Take each line from the material below that includes the string "False" and copy it.

+++ SOURCE RECORDS +++

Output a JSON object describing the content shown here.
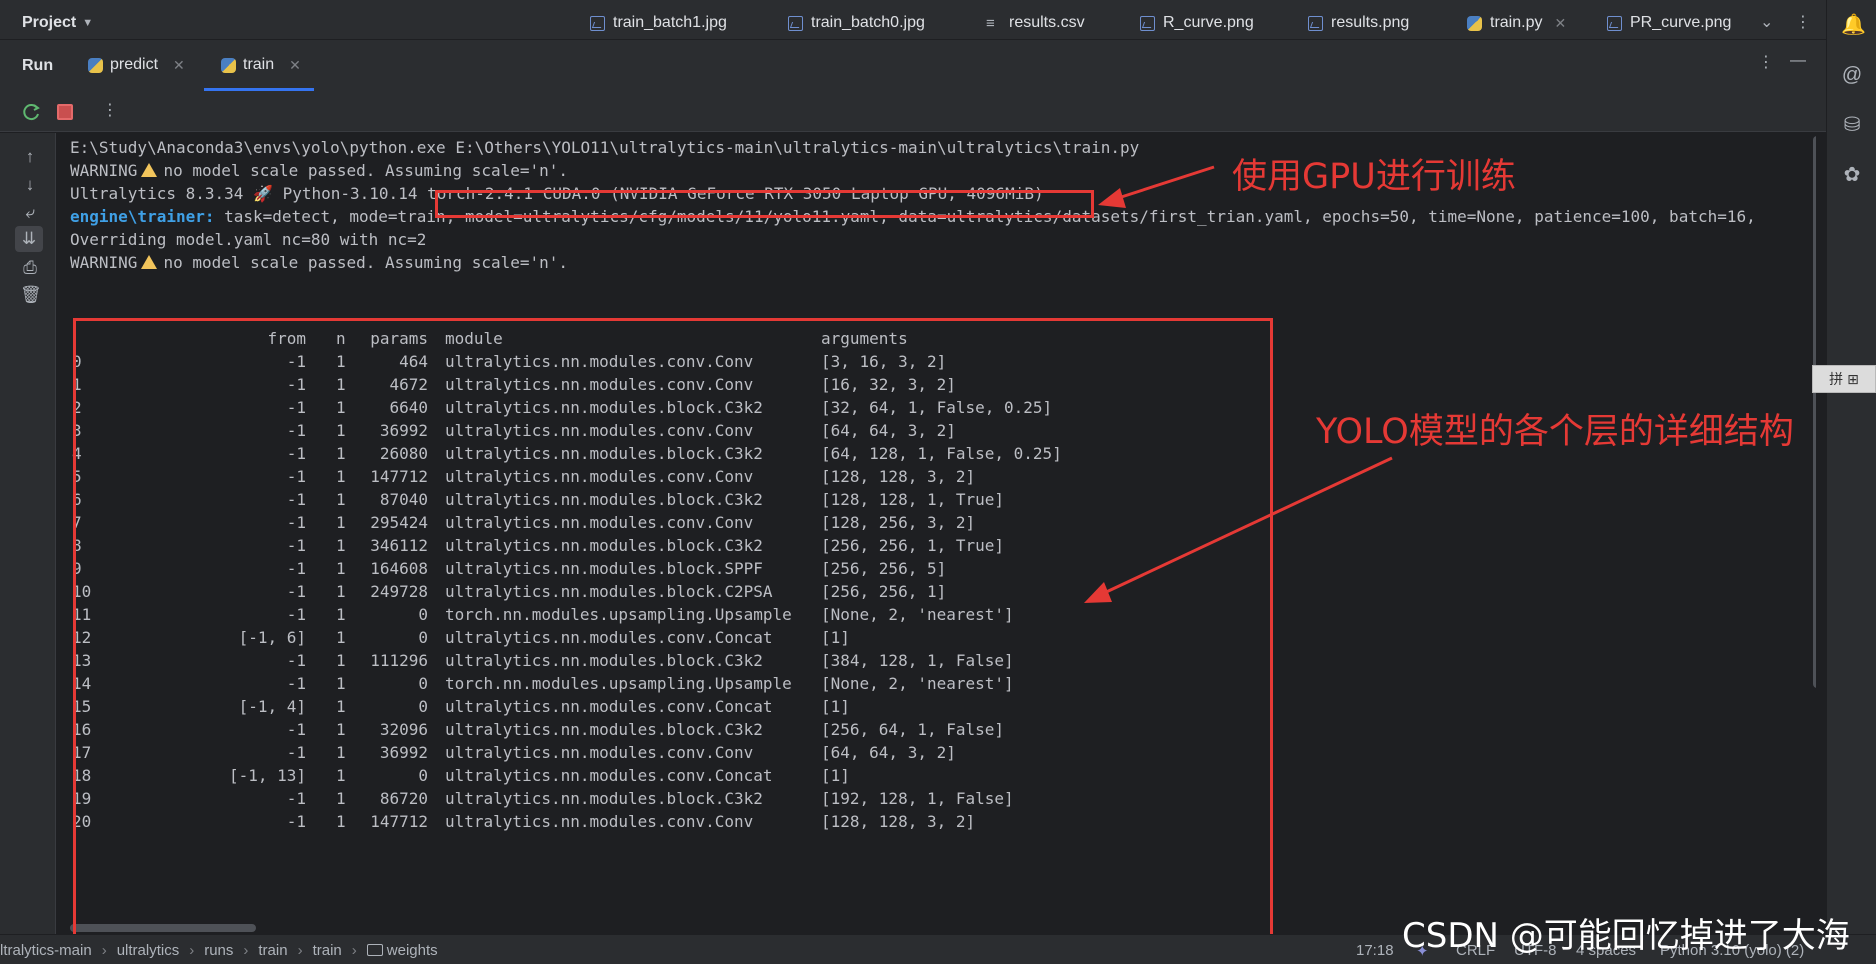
{
  "topbar": {
    "project": "Project",
    "tabs": [
      {
        "label": "train_batch1.jpg",
        "icon": "image-icon"
      },
      {
        "label": "train_batch0.jpg",
        "icon": "image-icon"
      },
      {
        "label": "results.csv",
        "icon": "csv-icon"
      },
      {
        "label": "R_curve.png",
        "icon": "image-icon"
      },
      {
        "label": "results.png",
        "icon": "image-icon"
      },
      {
        "label": "train.py",
        "icon": "python-icon",
        "active": true
      },
      {
        "label": "PR_curve.png",
        "icon": "image-icon"
      }
    ]
  },
  "run": {
    "label": "Run",
    "tabs": [
      {
        "label": "predict"
      },
      {
        "label": "train",
        "active": true
      }
    ]
  },
  "console": {
    "lines": [
      "E:\\Study\\Anaconda3\\envs\\yolo\\python.exe E:\\Others\\YOLO11\\ultralytics-main\\ultralytics-main\\ultralytics\\train.py",
      "no model scale passed. Assuming scale='n'.",
      "Overriding model.yaml nc=80 with nc=2",
      "no model scale passed. Assuming scale='n'."
    ],
    "warning_word": "WARNING",
    "ultralytics_prefix": "Ultralytics 8.3.34",
    "rocket": "🚀",
    "python_version": "Python-3.10.14",
    "torch_info": "torch-2.4.1 CUDA:0 (NVIDIA GeForce RTX 3050 Laptop GPU, 4096MiB)",
    "engine_label": "engine\\trainer:",
    "engine_args": " task=detect, mode=train, model=ultralytics/cfg/models/11/yolo11.yaml, data=ultralytics/datasets/first_trian.yaml, epochs=50, time=None, patience=100, batch=16,"
  },
  "table": {
    "headers": {
      "from": "from",
      "n": "n",
      "params": "params",
      "module": "module",
      "arguments": "arguments"
    },
    "rows": [
      {
        "idx": "0",
        "from": "-1",
        "n": "1",
        "params": "464",
        "module": "ultralytics.nn.modules.conv.Conv",
        "args": "[3, 16, 3, 2]"
      },
      {
        "idx": "1",
        "from": "-1",
        "n": "1",
        "params": "4672",
        "module": "ultralytics.nn.modules.conv.Conv",
        "args": "[16, 32, 3, 2]"
      },
      {
        "idx": "2",
        "from": "-1",
        "n": "1",
        "params": "6640",
        "module": "ultralytics.nn.modules.block.C3k2",
        "args": "[32, 64, 1, False, 0.25]"
      },
      {
        "idx": "3",
        "from": "-1",
        "n": "1",
        "params": "36992",
        "module": "ultralytics.nn.modules.conv.Conv",
        "args": "[64, 64, 3, 2]"
      },
      {
        "idx": "4",
        "from": "-1",
        "n": "1",
        "params": "26080",
        "module": "ultralytics.nn.modules.block.C3k2",
        "args": "[64, 128, 1, False, 0.25]"
      },
      {
        "idx": "5",
        "from": "-1",
        "n": "1",
        "params": "147712",
        "module": "ultralytics.nn.modules.conv.Conv",
        "args": "[128, 128, 3, 2]"
      },
      {
        "idx": "6",
        "from": "-1",
        "n": "1",
        "params": "87040",
        "module": "ultralytics.nn.modules.block.C3k2",
        "args": "[128, 128, 1, True]"
      },
      {
        "idx": "7",
        "from": "-1",
        "n": "1",
        "params": "295424",
        "module": "ultralytics.nn.modules.conv.Conv",
        "args": "[128, 256, 3, 2]"
      },
      {
        "idx": "8",
        "from": "-1",
        "n": "1",
        "params": "346112",
        "module": "ultralytics.nn.modules.block.C3k2",
        "args": "[256, 256, 1, True]"
      },
      {
        "idx": "9",
        "from": "-1",
        "n": "1",
        "params": "164608",
        "module": "ultralytics.nn.modules.block.SPPF",
        "args": "[256, 256, 5]"
      },
      {
        "idx": "10",
        "from": "-1",
        "n": "1",
        "params": "249728",
        "module": "ultralytics.nn.modules.block.C2PSA",
        "args": "[256, 256, 1]"
      },
      {
        "idx": "11",
        "from": "-1",
        "n": "1",
        "params": "0",
        "module": "torch.nn.modules.upsampling.Upsample",
        "args": "[None, 2, 'nearest']"
      },
      {
        "idx": "12",
        "from": "[-1, 6]",
        "n": "1",
        "params": "0",
        "module": "ultralytics.nn.modules.conv.Concat",
        "args": "[1]"
      },
      {
        "idx": "13",
        "from": "-1",
        "n": "1",
        "params": "111296",
        "module": "ultralytics.nn.modules.block.C3k2",
        "args": "[384, 128, 1, False]"
      },
      {
        "idx": "14",
        "from": "-1",
        "n": "1",
        "params": "0",
        "module": "torch.nn.modules.upsampling.Upsample",
        "args": "[None, 2, 'nearest']"
      },
      {
        "idx": "15",
        "from": "[-1, 4]",
        "n": "1",
        "params": "0",
        "module": "ultralytics.nn.modules.conv.Concat",
        "args": "[1]"
      },
      {
        "idx": "16",
        "from": "-1",
        "n": "1",
        "params": "32096",
        "module": "ultralytics.nn.modules.block.C3k2",
        "args": "[256, 64, 1, False]"
      },
      {
        "idx": "17",
        "from": "-1",
        "n": "1",
        "params": "36992",
        "module": "ultralytics.nn.modules.conv.Conv",
        "args": "[64, 64, 3, 2]"
      },
      {
        "idx": "18",
        "from": "[-1, 13]",
        "n": "1",
        "params": "0",
        "module": "ultralytics.nn.modules.conv.Concat",
        "args": "[1]"
      },
      {
        "idx": "19",
        "from": "-1",
        "n": "1",
        "params": "86720",
        "module": "ultralytics.nn.modules.block.C3k2",
        "args": "[192, 128, 1, False]"
      },
      {
        "idx": "20",
        "from": "-1",
        "n": "1",
        "params": "147712",
        "module": "ultralytics.nn.modules.conv.Conv",
        "args": "[128, 128, 3, 2]"
      }
    ]
  },
  "annotations": {
    "gpu_note": "使用GPU进行训练",
    "structure_note": "YOLO模型的各个层的详细结构",
    "color": "#e53935"
  },
  "ime": {
    "label": "拼"
  },
  "status": {
    "breadcrumb": [
      "ltralytics-main",
      "ultralytics",
      "runs",
      "train",
      "train",
      "weights"
    ],
    "time": "17:18",
    "line_sep": "CRLF",
    "encoding": "UTF-8",
    "indent": "4 spaces",
    "interpreter": "Python 3.10 (yolo) (2)"
  },
  "watermark": "CSDN @可能回忆掉进了大海"
}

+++

* _RESPONSE_:
        "args": "[32, 64, 1, False, 0.25]"
        "args": "[64, 128, 1, False, 0.25]"
        "args": "[384, 128, 1, False]"
        "args": "[256, 64, 1, False]"
        "args": "[192, 128, 1, False]"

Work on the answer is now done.